Pfizer considering "all strategies" in AstraZeneca bid

Pfizer Inc's top executives said yesterday that they were considering all strategies, including potential hostile manoeuvres, in the company's effort to seal a $106-billion (£62.84 billion) takeover of British drugmaker AstraZeneca Plc.

Pfizer chief financial officer Frank D'Amelio said in a telephone interview "any option that could be thought of was an option", when asked whether Pfizer might take its bid directly to AstraZeneca shareholders before the 26 May deadline for Pfizer to either make a bid for its London-based target or walk away for six months, unless both companies agreed to a deadline extension.

D'Amelio said what was really needed was to have AstraZeneca engage with the company. He added what was needed was to be able to do the right kind of analytics that needed to get done, as he referred to the ability to study the British drugmaker's books.

Asked whether hostile moves could hurt integration of the two companies, chief executive Ian Read denied it adding, that it could only delay the planning.

He added, regardless of whether the deal came about from friendly negotiations or a hostile approach, it was likely to end on good terms if successfully completed.

He said both companies were full of really great people that realised this was the organisation they were in and they wanted to make it as successful as possible.

Meanwhile, speculation continued to mount over the possibility of Pfizer making a hostile bid for AstraZeneca after even its $106-billion bid was rejected (See: AstraZeneca rejects Pfizer's revised $106 billion offer).

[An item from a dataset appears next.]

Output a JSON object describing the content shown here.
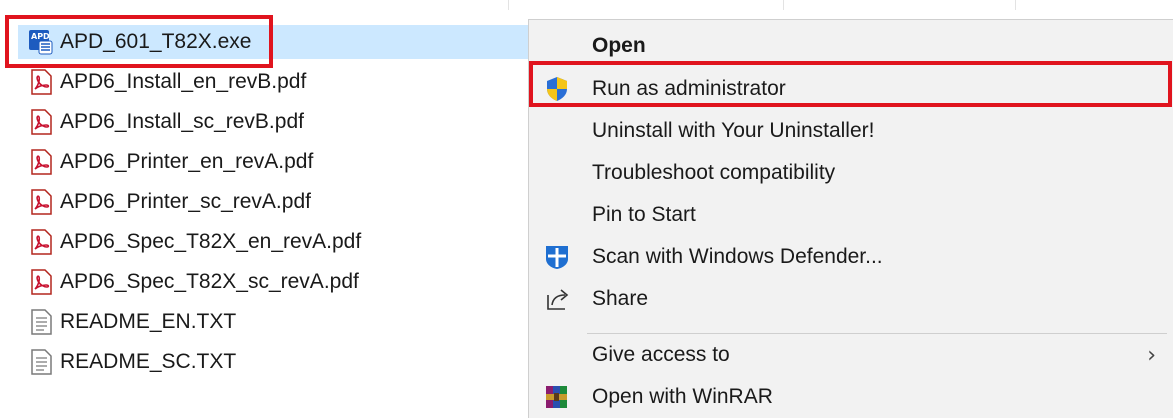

According to AstraZeneca, the offer "substantially" undervalued the business, forcing Pfizer to consider its next move.

According to industry sources, a hostile bid could come as early as today, increasing calls for the bid to be referred to the competition authorities. This is expected to heighten union fears over jobs if the takeover wre to succeed.

According to GMB Union, which represents 3,000 workers in Macclesfield, the company's commitment to its workforce and research and development had proven to be 'empty promises' in the past.

Meanwhile, UK's business secretary Vince Cable said on Sunday that the bid by Pfizer Inc for AstraZeneca Plc raised questions of ''overriding national interest'', as the opposition Labour Party stepped up its campaign against the proposed takeover.

Cable's statement to the media came after Labour leader Ed Miliband accused prime minister David Cameron earlier in the day of promoting Pfizer's bid for London-based AstraZeneca.

Cable told reporters that reviewing rules on intervening in takeovers on public interest grounds was an option that the government was looking at (Cable admits Pfizer-AstaraZeneca deal involves 'national interest' issues)